Monday, May 4, 2020

Alice BulosSacramento – A beloved leader in the Bay Area’s Filipino community may soon have a highway segment named after her. The Assembly Transportation Committee today approved ACR 165, a resolution by Assemblymember Phil Ting (D-San Francisco) that designates the Daly City portion of State Route 35 as the Alice Peña Bulos Memorial Highway.

“Every May, we celebrate Asian Pacific Heritage Month to commemorate the important contributions Asian and Pacific Islander Americans have provided our country,” said Ting.  “With this in mind, it is my honor to recognize Alice Peña Bulos, who is considered the Godmother of Filipino American politics and empowerment.  Her career in community organizing epitomizes leadership not just in the Filipino community, but also throughout the state of California. I am proud to represent the district where Bulos’ activism was rooted and her legacy lives on.”
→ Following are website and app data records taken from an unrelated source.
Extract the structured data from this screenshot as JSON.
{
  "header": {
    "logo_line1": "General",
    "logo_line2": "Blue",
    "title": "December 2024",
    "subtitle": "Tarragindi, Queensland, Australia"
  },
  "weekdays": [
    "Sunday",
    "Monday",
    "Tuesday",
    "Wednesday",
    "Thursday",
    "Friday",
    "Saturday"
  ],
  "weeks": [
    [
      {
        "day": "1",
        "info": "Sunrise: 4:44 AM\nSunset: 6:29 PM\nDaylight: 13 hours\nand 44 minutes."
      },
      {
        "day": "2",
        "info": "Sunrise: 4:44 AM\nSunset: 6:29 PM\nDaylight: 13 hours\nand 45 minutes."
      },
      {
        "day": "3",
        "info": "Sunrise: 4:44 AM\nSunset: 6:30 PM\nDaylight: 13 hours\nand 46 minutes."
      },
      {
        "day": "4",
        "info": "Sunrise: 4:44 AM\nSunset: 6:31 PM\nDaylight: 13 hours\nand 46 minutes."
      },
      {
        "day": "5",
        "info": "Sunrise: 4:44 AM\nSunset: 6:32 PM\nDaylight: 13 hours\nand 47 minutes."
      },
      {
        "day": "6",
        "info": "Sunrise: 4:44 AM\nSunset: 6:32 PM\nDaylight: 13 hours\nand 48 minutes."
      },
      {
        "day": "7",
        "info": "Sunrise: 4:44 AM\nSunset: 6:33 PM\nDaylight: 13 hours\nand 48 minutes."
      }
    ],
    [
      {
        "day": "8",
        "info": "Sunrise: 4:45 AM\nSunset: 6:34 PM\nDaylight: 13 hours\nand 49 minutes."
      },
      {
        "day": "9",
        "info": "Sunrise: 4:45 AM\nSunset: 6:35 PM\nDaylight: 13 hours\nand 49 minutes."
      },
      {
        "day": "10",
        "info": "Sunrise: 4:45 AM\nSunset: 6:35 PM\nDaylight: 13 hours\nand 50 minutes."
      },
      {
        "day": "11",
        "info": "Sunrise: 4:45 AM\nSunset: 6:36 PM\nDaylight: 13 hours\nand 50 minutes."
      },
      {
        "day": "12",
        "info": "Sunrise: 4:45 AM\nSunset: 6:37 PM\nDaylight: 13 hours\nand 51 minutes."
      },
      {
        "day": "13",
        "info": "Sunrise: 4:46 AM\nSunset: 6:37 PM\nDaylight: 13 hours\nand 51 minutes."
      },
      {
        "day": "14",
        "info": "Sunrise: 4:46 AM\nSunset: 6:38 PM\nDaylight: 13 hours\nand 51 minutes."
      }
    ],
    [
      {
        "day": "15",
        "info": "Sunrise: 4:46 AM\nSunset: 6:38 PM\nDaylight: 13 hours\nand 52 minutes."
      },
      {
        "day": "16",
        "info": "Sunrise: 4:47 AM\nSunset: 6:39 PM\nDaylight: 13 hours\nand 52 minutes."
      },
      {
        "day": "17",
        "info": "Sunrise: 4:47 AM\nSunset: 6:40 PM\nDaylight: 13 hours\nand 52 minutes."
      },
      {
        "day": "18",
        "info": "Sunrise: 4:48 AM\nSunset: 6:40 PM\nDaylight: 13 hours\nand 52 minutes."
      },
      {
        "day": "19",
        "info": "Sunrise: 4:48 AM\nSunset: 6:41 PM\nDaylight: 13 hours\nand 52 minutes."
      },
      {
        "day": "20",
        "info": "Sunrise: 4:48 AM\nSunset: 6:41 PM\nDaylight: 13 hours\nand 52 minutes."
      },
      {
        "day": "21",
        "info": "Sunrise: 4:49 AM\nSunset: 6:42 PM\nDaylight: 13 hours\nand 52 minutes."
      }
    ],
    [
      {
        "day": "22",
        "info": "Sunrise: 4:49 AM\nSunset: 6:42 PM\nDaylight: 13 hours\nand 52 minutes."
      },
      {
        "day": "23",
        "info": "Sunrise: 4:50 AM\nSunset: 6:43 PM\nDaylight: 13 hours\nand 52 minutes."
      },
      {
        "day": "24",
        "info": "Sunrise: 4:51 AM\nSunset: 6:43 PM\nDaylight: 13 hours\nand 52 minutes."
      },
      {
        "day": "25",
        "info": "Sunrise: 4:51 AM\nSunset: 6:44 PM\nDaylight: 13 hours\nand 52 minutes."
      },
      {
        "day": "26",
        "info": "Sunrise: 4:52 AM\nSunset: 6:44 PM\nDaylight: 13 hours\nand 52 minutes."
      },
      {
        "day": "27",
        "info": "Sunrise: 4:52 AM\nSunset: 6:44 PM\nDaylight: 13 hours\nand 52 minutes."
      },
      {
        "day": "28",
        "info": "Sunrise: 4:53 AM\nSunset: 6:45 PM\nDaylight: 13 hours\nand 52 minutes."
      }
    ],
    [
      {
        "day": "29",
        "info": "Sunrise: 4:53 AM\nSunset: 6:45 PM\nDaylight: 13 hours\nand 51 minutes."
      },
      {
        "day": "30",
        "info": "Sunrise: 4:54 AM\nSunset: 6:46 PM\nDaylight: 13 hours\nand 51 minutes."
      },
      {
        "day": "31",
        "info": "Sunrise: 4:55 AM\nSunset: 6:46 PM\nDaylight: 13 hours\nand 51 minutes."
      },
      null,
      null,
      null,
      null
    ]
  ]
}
Bulos was born on March 31, 1930 in the Philippines. She received her bachelor’s and master’s degree in social and behavioral science at the University of Santo Tomas in Manila where she later served as professor and chair of the Department of Sociology.  In 1972, she and her family moved to San Francisco and later to Sacramento. Over the span of four decades, Bulos dedicated herself to empowering generations of Filipino Americans to amplify their voices through civic participation. Her influence includes serving on the Filipino American Caucus for the California Democratic Party, the National Filipino Women’s Network, and the National Asian Pacific Democratic Council.

“Throughout her life, ‘Tita Alice’ was committed to opening doors for young Fil-Ams who wanted to enter public service and politics but did not see themselves represented in those places of power. While she is no longer with us, her memory lives on in her family and the numerous friends, supporters, and pupils she inspired over her decades of service,” said the Filipino American Democratic Club of San Mateo County, whose members include Daly City and South San Francisco Council members, as well as other prominent San Mateo County Filipino American leaders.  

ACR 165 has a few more stops in the legislative process. If it’s signed into law, supporters may raise money for the cost of signage. Non-state funds are required for the creation of all memorial highway signs.

Photo Courtesy: Filipino American Democratic Caucus

Friday, April 10, 2020

SACRAMENTO— Assembly Speaker Anthony Rendon (D- Lakewood) announced today that the Assembly has scheduled its first Budget subcommittee hearing focused on the state’s response to the COVID-19 crisis.

Assembly Budget Subcommittee 6, chaired by Assemblymember Phil Ting (D- San Francisco), will meet on Monday, April 20, at 10:00am in Room 4202 in the State Capitol.

The hearing will include oversight and assessment of California’s COVID-19 expenditures, including the use of the emergency funds approved by the Legislature in March.

“These are unusual circumstances for the Legislature, but it is our role to oversee and ensure the efficient and effective spending of California tax dollars,” Rendon said. “Now, more than ever, it’s critical that we do so.”

“California has worked hard over the years to craft responsible budgets that built up our rainy day fund. Now that we need to dip into it, we must make sure we’re spending the money wisely because that rainy day is looking more like a rainy season, and may stretch even longer. The best way to keep tabs on our COVID-19 expenses and weather this pandemic is through robust accountability efforts. It is the responsibility of the Legislature to make sure resources are reaching all parts of the state and provide careful oversight of spending, just as our constituents at home are doing the same with their own personal budgets,” said Ting.

The Capitol will be open for attendance of this hearing. Given the statewide stay-at-home order, and guidance on physical distancing, seating will be very limited for press and for the public. All are encouraged to watch the hearing from its live stream on the Assembly’s website.

The method of participation in public testimony during this hearing will be announced closer to the hearing date, but will include an online option to support physical distancing and public health.